You can do virtual tours of almost every major London museum and gallery
Life without art and museums is just a whole lot of Netflix and cheap lager, that’s what self-isolation has taught me so far. Good heavens, I miss museums. The smell, the light, the people, the ART. I really miss art. But it’s good to know that way before everything went crazy, most of London’s museums digitised their collections and even created virtual tours of their spaces. From Tate Modern through to the Natural History Museum, here are our favourite virtual tours of our most beloved London cultural institutions. Tate Modern Photograph: Facebook/Tate The Tate’s collection is staggering: Monet, Picasso, Rothko, all the big names. In this tour, Tate Modern’s director Frances Morris takes you on a tour of one of the Tate’s new buildings, showing you works by Louise Bourgeois, Carl Andre and plenty of others. For some reason, Nick Grimshaw’s there too. I don’t know why. I don’t like it. The Courtauld Gallery of Art Photograph: Courtauld This is a virtual tour of a museum that was shut even before the current crisis. The Courtauld’s been closed for refurbishment for ages, but cleverly created this digital tour for posterity’s sake. It’s room by room, so start at the beginning with Cranach the Elder’s ‘Adam and Eve’, scoot through the portraits of old dead people in room four and then head straight for the Impressionist and modernist delights of rooms six and seven. Van Gogh, Manet, Kandinsky? Yes please! The National Portrait Gallery Photograph: National Portrait Gall

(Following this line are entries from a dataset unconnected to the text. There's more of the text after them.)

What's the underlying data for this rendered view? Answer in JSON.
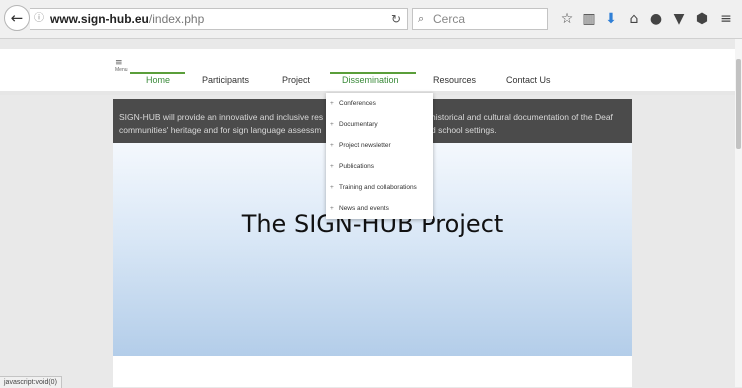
{
  "browser": {
    "url_domain": "www.sign-hub.eu",
    "url_path": "/index.php",
    "search_placeholder": "Cerca",
    "icons": [
      "back-arrow-icon",
      "info-icon",
      "reload-icon",
      "search-icon",
      "bookmark-star-icon",
      "reading-list-icon",
      "download-icon",
      "home-icon",
      "chat-icon",
      "pocket-icon",
      "shield-icon",
      "hamburger-menu-icon"
    ]
  },
  "site": {
    "menu_label": "Menu",
    "nav": [
      {
        "label": "Home"
      },
      {
        "label": "Participants"
      },
      {
        "label": "Project"
      },
      {
        "label": "Dissemination"
      },
      {
        "label": "Resources"
      },
      {
        "label": "Contact Us"
      }
    ],
    "dropdown": [
      {
        "label": "Conferences"
      },
      {
        "label": "Documentary"
      },
      {
        "label": "Project newsletter"
      },
      {
        "label": "Publications"
      },
      {
        "label": "Training and collaborations"
      },
      {
        "label": "News and events"
      }
    ],
    "hero_text_left_1": "SIGN-HUB will provide an innovative and inclusive res",
    "hero_text_left_2": "communities' heritage and for sign language assessm",
    "hero_text_right_1": "historical and cultural documentation of the Deaf",
    "hero_text_right_2": "d school settings.",
    "hero_title": "The SIGN-HUB Project"
  },
  "status_text": "javascript:void(0)",
  "colors": {
    "accent_green": "#5a9e3a",
    "dark_band": "#4b4b4b"
  }
}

The 40 best photos of London ever taken
How do you sum up a city that changes its look as often as its underwear and always has plenty to say? It sounds impossible, but that’s the challenge we set ourselves when we decided to draw up a definitive list of the best photographs ever taken of the capital. In making our selection we had help. We couldn't do it all by ourselves, obviously. So we enlisted people like Wolfgang Tillmans, Juergen Teller, Nick Waplington, Dorothy Bohm and Eamonn McCabe. Those are just some of the names among the world-famous photographers who shaped our selection. We also picked the brains of the top London photography brass at museums including the Tate, V&A, Museum of London and Imperial War Museum. So it's not just our taste, it's their taste too. The result: a celebration of London’s architecture, its icons and its geography, but also of us: Londoners at work, at play, protesting, rising to a challenge and always ready for our close-up. With thanks to: Dorothy Bohm, Michael Hoppen, Charlie Phillips, Dennis Morris, David Chandler, Helen Trompeteler, Tina Barney, Bruce Gilden, David Campany, Nick Waplington, Wolfgang Tillmans, Rob Greig, Simon Baker, Eamonn McCabe, Jim Dow, Alona Pardo, Martin Barnes, Brett Rogers, Juergen Teller, Fariba Farshad, Michael Benson, Anna Sparham, Hilary Roberts, By Gabriel Coxhead, Matt Breen, Phoebe Trimingham and Martin Coomer

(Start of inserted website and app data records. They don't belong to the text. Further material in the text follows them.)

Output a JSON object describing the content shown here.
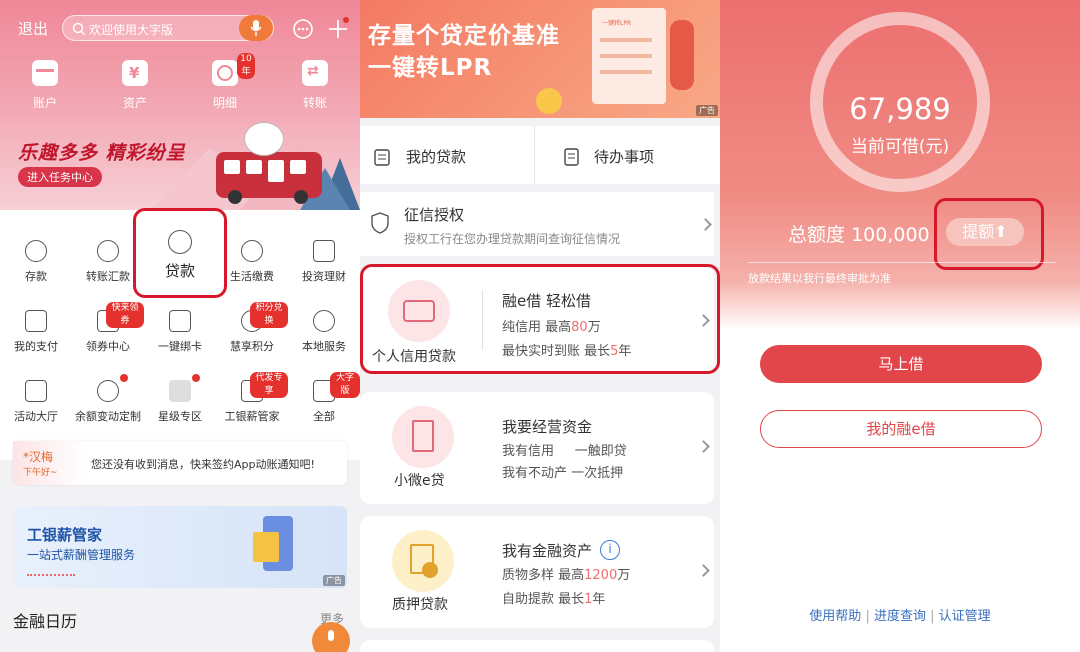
{
  "panel1": {
    "exit_label": "退出",
    "search_placeholder": "欢迎使用大字版",
    "quick": [
      {
        "label": "账户",
        "icon": "wallet-icon"
      },
      {
        "label": "资产",
        "icon": "yen-icon"
      },
      {
        "label": "明细",
        "icon": "clock-icon",
        "badge": "10年"
      },
      {
        "label": "转账",
        "icon": "transfer-icon"
      }
    ],
    "banner_slogan": "乐趣多多 精彩纷呈",
    "banner_task_button": "进入任务中心",
    "grid": [
      {
        "label": "存款",
        "icon": "piggy-bank-icon"
      },
      {
        "label": "转账汇款",
        "icon": "yen-exchange-icon"
      },
      {
        "label": "贷款",
        "icon": "loan-hand-icon"
      },
      {
        "label": "生活缴费",
        "icon": "water-drop-icon"
      },
      {
        "label": "投资理财",
        "icon": "chart-icon"
      },
      {
        "label": "我的支付",
        "icon": "payment-icon"
      },
      {
        "label": "领券中心",
        "icon": "coupon-icon",
        "badge": "快来领券"
      },
      {
        "label": "一键绑卡",
        "icon": "card-icon"
      },
      {
        "label": "慧享积分",
        "icon": "coins-icon",
        "badge": "积分兑换"
      },
      {
        "label": "本地服务",
        "icon": "local-service-icon"
      },
      {
        "label": "活动大厅",
        "icon": "gift-icon"
      },
      {
        "label": "余额变动定制",
        "icon": "balance-icon"
      },
      {
        "label": "星级专区",
        "icon": "star-icon"
      },
      {
        "label": "工银薪管家",
        "icon": "salary-icon",
        "badge": "代发专享"
      },
      {
        "label": "全部",
        "icon": "grid-icon",
        "badge": "大字版"
      }
    ],
    "notice_name": "*汉梅",
    "notice_greeting": "下午好~",
    "notice_text": "您还没有收到消息，快来签约App动账通知吧!",
    "ad_title": "工银薪管家",
    "ad_subtitle": "一站式薪酬管理服务",
    "ad_tag": "广告",
    "section_title": "金融日历",
    "section_more": "更多"
  },
  "panel2": {
    "banner_line1": "存量个贷定价基准",
    "banner_line2": "一键转LPR",
    "banner_doc_label": "一键转LPR",
    "banner_tag": "广告",
    "tab_my_loans": "我的贷款",
    "tab_todo": "待办事项",
    "credit_title": "征信授权",
    "credit_desc": "授权工行在您办理贷款期间查询征信情况",
    "personal": {
      "name": "个人信用贷款",
      "title": "融e借  轻松借",
      "line1_a": "纯信用  最高",
      "line1_b": "80",
      "line1_c": "万",
      "line2_a": "最快实时到账  最长",
      "line2_b": "5",
      "line2_c": "年"
    },
    "micro": {
      "name": "小微e贷",
      "title": "我要经营资金",
      "line1_a": "我有信用",
      "line1_b": "一触即贷",
      "line2_a": "我有不动产",
      "line2_b": "一次抵押"
    },
    "pledge": {
      "name": "质押贷款",
      "title": "我有金融资产",
      "line1_a": "质物多样  最高",
      "line1_b": "1200",
      "line1_c": "万",
      "line2_a": "自助提款  最长",
      "line2_b": "1",
      "line2_c": "年"
    }
  },
  "panel3": {
    "amount": "67,989",
    "amount_label": "当前可借(元)",
    "total_label": "总额度",
    "total_value": "100,000",
    "raise_button": "提额",
    "disclaimer": "放款结果以我行最终审批为准",
    "borrow_now": "马上借",
    "my_rongejie": "我的融e借",
    "footer_help": "使用帮助",
    "footer_progress": "进度查询",
    "footer_auth": "认证管理",
    "footer_sep": "|"
  },
  "colors": {
    "brand_red": "#e2464a",
    "highlight": "#d7182a",
    "pink": "#f08898"
  }
}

14 weird but wonderful museums in London
From the British Museum to the V&A, London's a world-leader when it comes to big name cultural institutions. But did you know it's also home to a multitude of a smaller, quirkier and more unusual museums too? Read our guide to the weirdest museums our city has to offer.

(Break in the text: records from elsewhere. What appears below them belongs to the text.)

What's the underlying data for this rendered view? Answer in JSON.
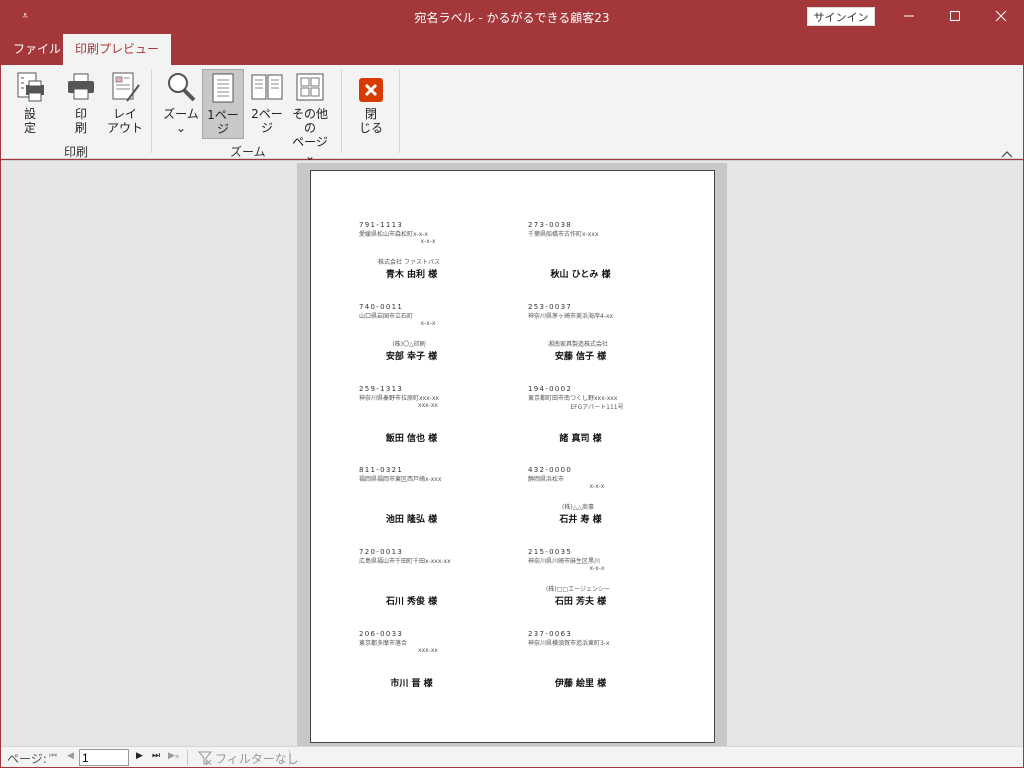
{
  "app": {
    "title": "宛名ラベル  -  かるがるできる顧客23",
    "signin_label": "サインイン",
    "qat_symbol": "⩡"
  },
  "tabs": [
    {
      "label": "ファイル",
      "active": false
    },
    {
      "label": "印刷プレビュー",
      "active": true
    }
  ],
  "ribbon": {
    "print_group": {
      "label": "印刷",
      "setup_label_1": "設",
      "setup_label_2": "定",
      "print_label_1": "印",
      "print_label_2": "刷",
      "layout_label_1": "レイ",
      "layout_label_2": "アウト"
    },
    "zoom_group": {
      "label": "ズーム",
      "zoom_label": "ズーム",
      "zoom_arrow": "⌄",
      "one_page_1": "1ペー",
      "one_page_2": "ジ",
      "two_page_1": "2ペー",
      "two_page_2": "ジ",
      "other_1": "その他の",
      "other_2": "ページ ⌄"
    },
    "close_group": {
      "close_label_1": "閉",
      "close_label_2": "じる"
    },
    "accent_close": "#d83b01"
  },
  "labels": [
    {
      "zip": "791-1113",
      "addr1": "愛媛県松山市森松町x-x-x",
      "addr2": "x-x-x",
      "company": "株式会社 ファストパス",
      "name": "青木 由利 様"
    },
    {
      "zip": "273-0038",
      "addr1": "千葉県船橋市古作町x-xxx",
      "addr2": "",
      "company": "",
      "name": "秋山 ひとみ 様"
    },
    {
      "zip": "740-0011",
      "addr1": "山口県岩国市立石町",
      "addr2": "x-x-x",
      "company": "(株)〇△印刷",
      "name": "安部 幸子 様"
    },
    {
      "zip": "253-0037",
      "addr1": "神奈川県茅ヶ崎市美浜海岸4-xx",
      "addr2": "",
      "company": "湘南家具製造株式会社",
      "name": "安藤 信子 様"
    },
    {
      "zip": "259-1313",
      "addr1": "神奈川県秦野市拉原町xxx-xx",
      "addr2": "xxx-xx",
      "company": "",
      "name": "飯田 信也 様"
    },
    {
      "zip": "194-0002",
      "addr1": "東京都町田市南つくし野xxx-xxx",
      "addr2": "EFGアパート111号",
      "company": "",
      "name": "諸 真司 様"
    },
    {
      "zip": "811-0321",
      "addr1": "福岡県福岡市東区西戸崎x-xxx",
      "addr2": "",
      "company": "",
      "name": "池田 隆弘 様"
    },
    {
      "zip": "432-0000",
      "addr1": "静岡県浜松市",
      "addr2": "x-x-x",
      "company": "(株)△△商事",
      "name": "石井 寿 様"
    },
    {
      "zip": "720-0013",
      "addr1": "広島県福山市千田町千田x-xxx-xx",
      "addr2": "",
      "company": "",
      "name": "石川 秀俊 様"
    },
    {
      "zip": "215-0035",
      "addr1": "神奈川県川崎市麻生区黒川",
      "addr2": "x-x-x",
      "company": "(株)□□エージェンシー",
      "name": "石田 芳夫 様"
    },
    {
      "zip": "206-0033",
      "addr1": "東京都多摩市落合",
      "addr2": "xxx-xx",
      "company": "",
      "name": "市川 晋 様"
    },
    {
      "zip": "237-0063",
      "addr1": "神奈川県横須賀市追浜東町3-x",
      "addr2": "",
      "company": "",
      "name": "伊藤 絵里 様"
    }
  ],
  "status": {
    "page_label": "ページ:",
    "page_value": "1",
    "nav_first": "⏮",
    "nav_prev": "◀",
    "nav_next": "▶",
    "nav_last": "⏭",
    "nav_new": "▶⁎",
    "filter_label": "フィルターなし"
  }
}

Must-see museum exhibitions in London
New exhibitions in London
Out of the Blue: Fifty Years of Designers Guild
Get your Laurence Llewelyn-Bowen head on and embrace the wonderful world of home furnishings. Tricia Guild established the Designer's Guild out of frustration at the general beigeness of interior design fabrics available. Fifty years on and her company has become known for its bold, colourful, eclectic taste. 'Anything but boring' could be the motto. This exhibition at the Fashion and Textile Museum in Bermondsey shows how Guild's global travels inspired the fabrics and patterns featured in the designs and how the company grew from occupying one part of shop on the King's Road to being a major brand.
Unbound: Visionary Women Collecting Textiles
London's historic Two Temple Place only stages one exhibition per year. For 2020, they're showcasing a plethora of gorgeous, ornate textiles from across the globe, and the pioneering female collectors who catalogued them. The show includes items from Edith Durham's expansive collection of textiles and clothing from the Balkans, and pieces from Olive Matthews' archive, begun when the collector was only 12-years-old. It's also a good opportunity to see inside this delightfully preserved historic building.
It's time we stopped fannying around and got real about gynaecology. The opening exhibition for London's brand new Vagina Museum (currently more sparkly than a freshly applied vajazzle) tackles the myths and legends surrounding the 'downstairs area' of roughly 50% of the world's population. Along with debunking a load of basic fibs, it also shows the shocking variety of **really quite weird** things widely taken as vuvla-related truth.